Your objective: When you copy the records that follow, please keep every word exactly as it is and leave out the pictures.

[Page and application data records]

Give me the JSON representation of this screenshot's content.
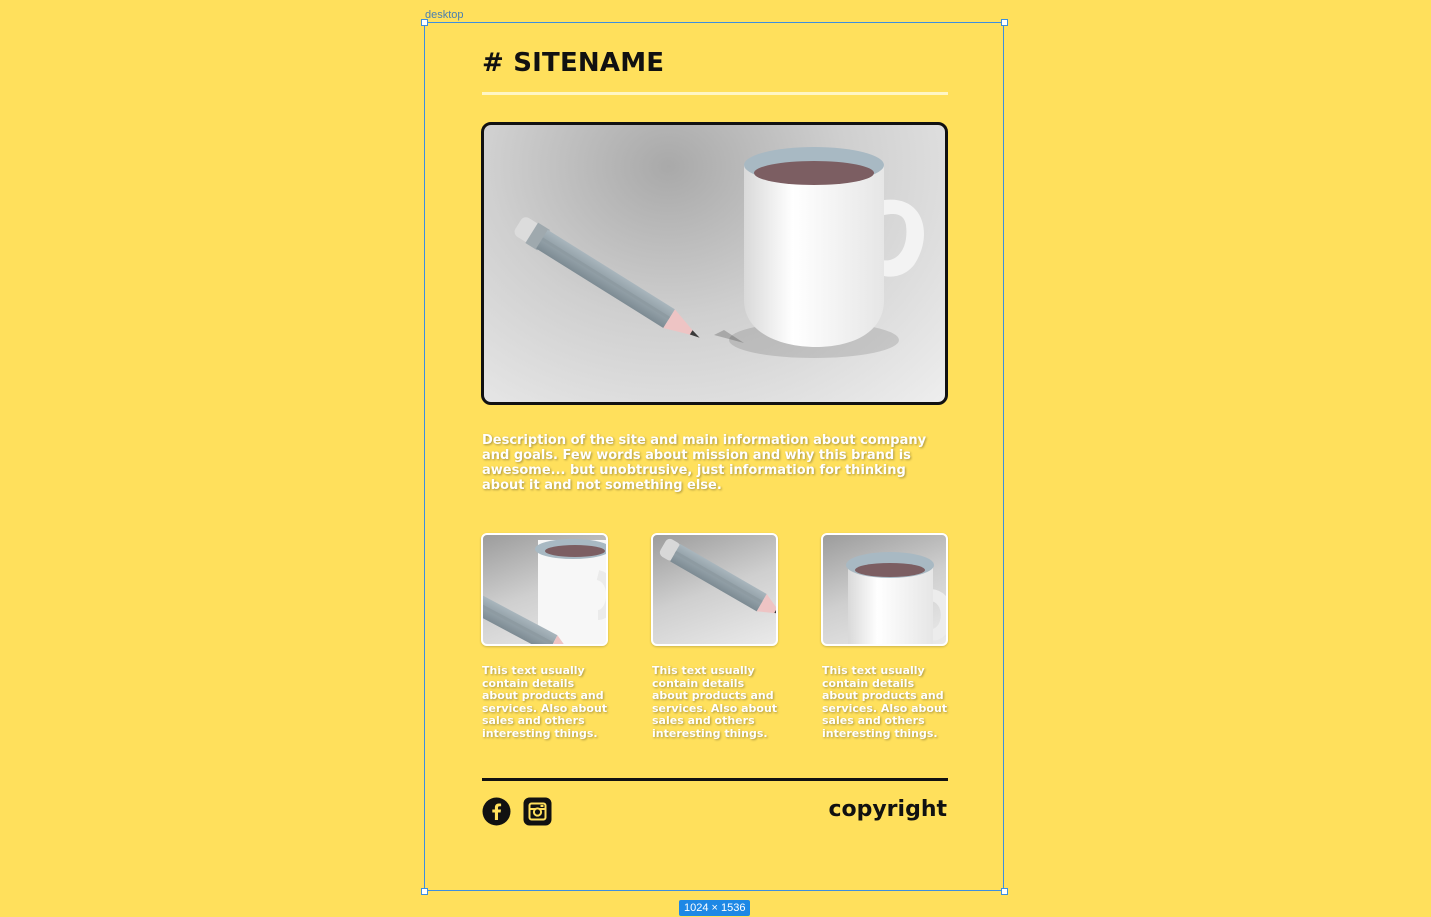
{
  "canvas": {
    "frame_label": "desktop",
    "size_badge": "1024 × 1536"
  },
  "header": {
    "sitename": "# SITENAME"
  },
  "hero": {
    "image_subject": "pencil and coffee mug 3D render"
  },
  "description": "Description of the site and main information about company and goals. Few words about mission and why this brand is awesome... but unobtrusive, just information for thinking about it and not something else.",
  "cards": [
    {
      "image_subject": "mug and pencil",
      "text": "This text usually contain details about products and services. Also about sales and others interesting things."
    },
    {
      "image_subject": "pencil",
      "text": "This text usually contain details about products and services. Also about sales and others interesting things."
    },
    {
      "image_subject": "mug",
      "text": "This text usually contain details about products and services. Also about sales and others interesting things."
    }
  ],
  "footer": {
    "social": [
      {
        "icon": "facebook-icon"
      },
      {
        "icon": "instagram-icon"
      }
    ],
    "copyright": "copyright"
  },
  "colors": {
    "background": "#FFE05C",
    "text_dark": "#111111",
    "text_light": "#FFFFFF",
    "selection": "#3D8FDF"
  }
}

Expected answer:
Give me the JSON representation of this screenshot's content.
{
  "canvas": {
    "frame_label": "desktop",
    "size_badge": "1024 × 1536"
  },
  "header": {
    "sitename": "# SITENAME"
  },
  "hero": {
    "image_subject": "pencil and coffee mug 3D render"
  },
  "description": "Description of the site and main information about company and goals. Few words about mission and why this brand is awesome... but unobtrusive, just information for thinking about it and not something else.",
  "cards": [
    {
      "image_subject": "mug and pencil",
      "text": "This text usually contain details about products and services. Also about sales and others interesting things."
    },
    {
      "image_subject": "pencil",
      "text": "This text usually contain details about products and services. Also about sales and others interesting things."
    },
    {
      "image_subject": "mug",
      "text": "This text usually contain details about products and services. Also about sales and others interesting things."
    }
  ],
  "footer": {
    "social": [
      {
        "icon": "facebook-icon"
      },
      {
        "icon": "instagram-icon"
      }
    ],
    "copyright": "copyright"
  },
  "colors": {
    "background": "#FFE05C",
    "text_dark": "#111111",
    "text_light": "#FFFFFF",
    "selection": "#3D8FDF"
  }
}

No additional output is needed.